**WORK INSTRUCTIONS:**
In the listing below, which lines contain the string "Farmer"? Copy them all.

**AVAILABLE DATA:**
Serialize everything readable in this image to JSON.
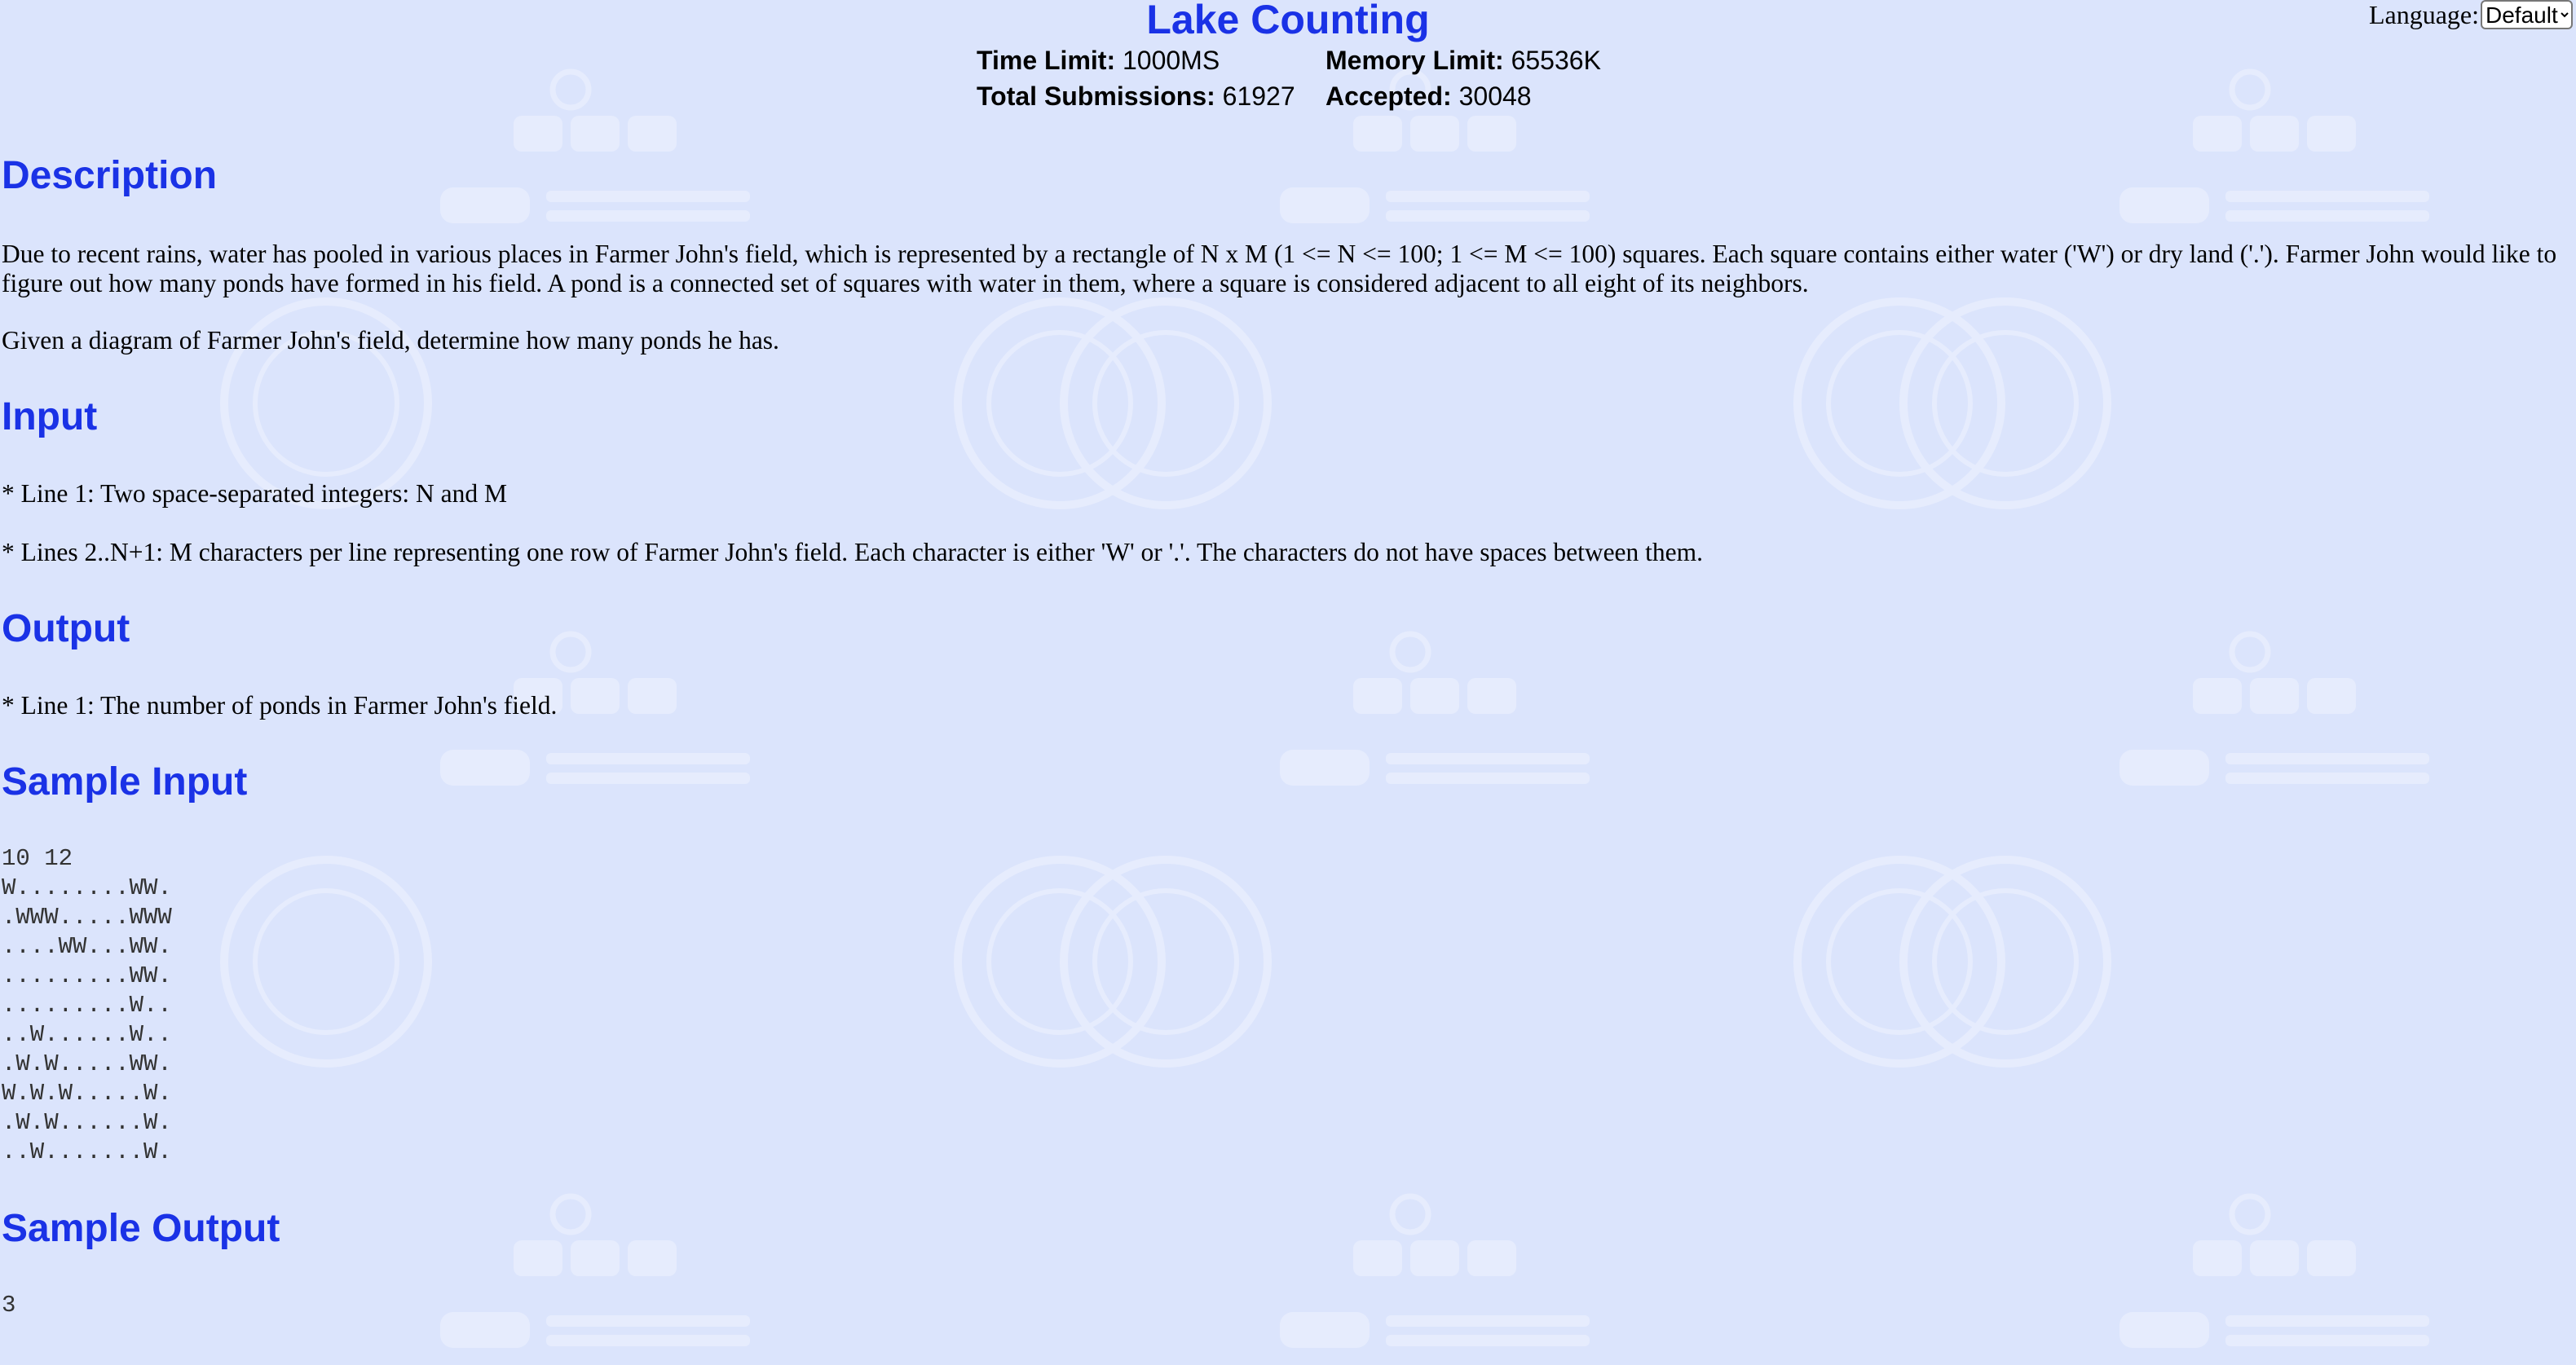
{
  "problem": {
    "title": "Lake Counting",
    "time_limit_label": "Time Limit:",
    "time_limit": "1000MS",
    "memory_limit_label": "Memory Limit:",
    "memory_limit": "65536K",
    "total_submissions_label": "Total Submissions:",
    "total_submissions": "61927",
    "accepted_label": "Accepted:",
    "accepted": "30048"
  },
  "language": {
    "label": "Language:",
    "selected": "Default"
  },
  "sections": {
    "description_title": "Description",
    "description_p1": "Due to recent rains, water has pooled in various places in Farmer John's field, which is represented by a rectangle of N x M (1 <= N <= 100; 1 <= M <= 100) squares. Each square contains either water ('W') or dry land ('.'). Farmer John would like to figure out how many ponds have formed in his field. A pond is a connected set of squares with water in them, where a square is considered adjacent to all eight of its neighbors.",
    "description_p2": "Given a diagram of Farmer John's field, determine how many ponds he has.",
    "input_title": "Input",
    "input_p1": "* Line 1: Two space-separated integers: N and M",
    "input_p2": "* Lines 2..N+1: M characters per line representing one row of Farmer John's field. Each character is either 'W' or '.'. The characters do not have spaces between them.",
    "output_title": "Output",
    "output_p1": "* Line 1: The number of ponds in Farmer John's field.",
    "sample_input_title": "Sample Input",
    "sample_input": "10 12\nW........WW.\n.WWW.....WWW\n....WW...WW.\n.........WW.\n.........W..\n..W......W..\n.W.W.....WW.\nW.W.W.....W.\n.W.W......W.\n..W.......W.",
    "sample_output_title": "Sample Output",
    "sample_output": "3"
  },
  "colors": {
    "background": "#dbe4fc",
    "heading": "#1a32e6"
  }
}
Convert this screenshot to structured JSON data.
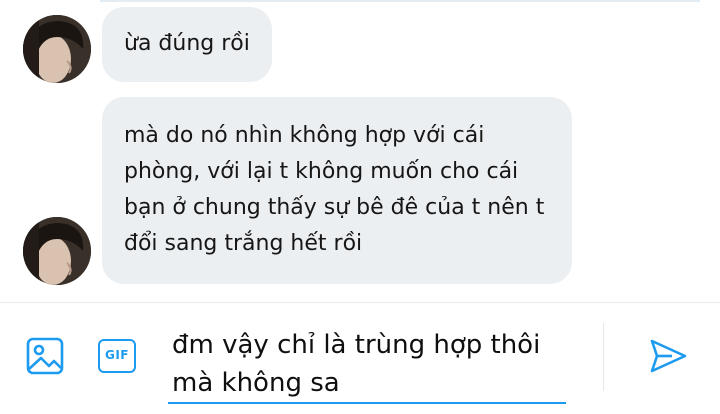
{
  "conversation": {
    "messages": [
      {
        "sender": "other",
        "lines": [
          "ừa đúng rồi"
        ]
      },
      {
        "sender": "other",
        "lines": [
          "mà do nó nhìn không hợp với cái",
          "phòng, với lại t không muốn cho cái",
          "bạn ở chung thấy sự bê đê của t nên t",
          "đổi sang trắng hết rồi"
        ]
      }
    ]
  },
  "composer": {
    "draft_lines": [
      "đm vậy chỉ là trùng hợp thôi",
      "mà không sa"
    ],
    "image_icon": "image-icon",
    "gif_label": "GIF",
    "send_icon": "send-icon"
  },
  "colors": {
    "accent": "#1d9bf0",
    "bubble_bg": "#eceff2",
    "text": "#161616"
  }
}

**RESULT BELOW:**
    "description_p1": "Due to recent rains, water has pooled in various places in Farmer John's field, which is represented by a rectangle of N x M (1 <= N <= 100; 1 <= M <= 100) squares. Each square contains either water ('W') or dry land ('.'). Farmer John would like to figure out how many ponds have formed in his field. A pond is a connected set of squares with water in them, where a square is considered adjacent to all eight of its neighbors.",
    "description_p2": "Given a diagram of Farmer John's field, determine how many ponds he has.",
    "input_p2": "* Lines 2..N+1: M characters per line representing one row of Farmer John's field. Each character is either 'W' or '.'. The characters do not have spaces between them.",
    "output_p1": "* Line 1: The number of ponds in Farmer John's field.",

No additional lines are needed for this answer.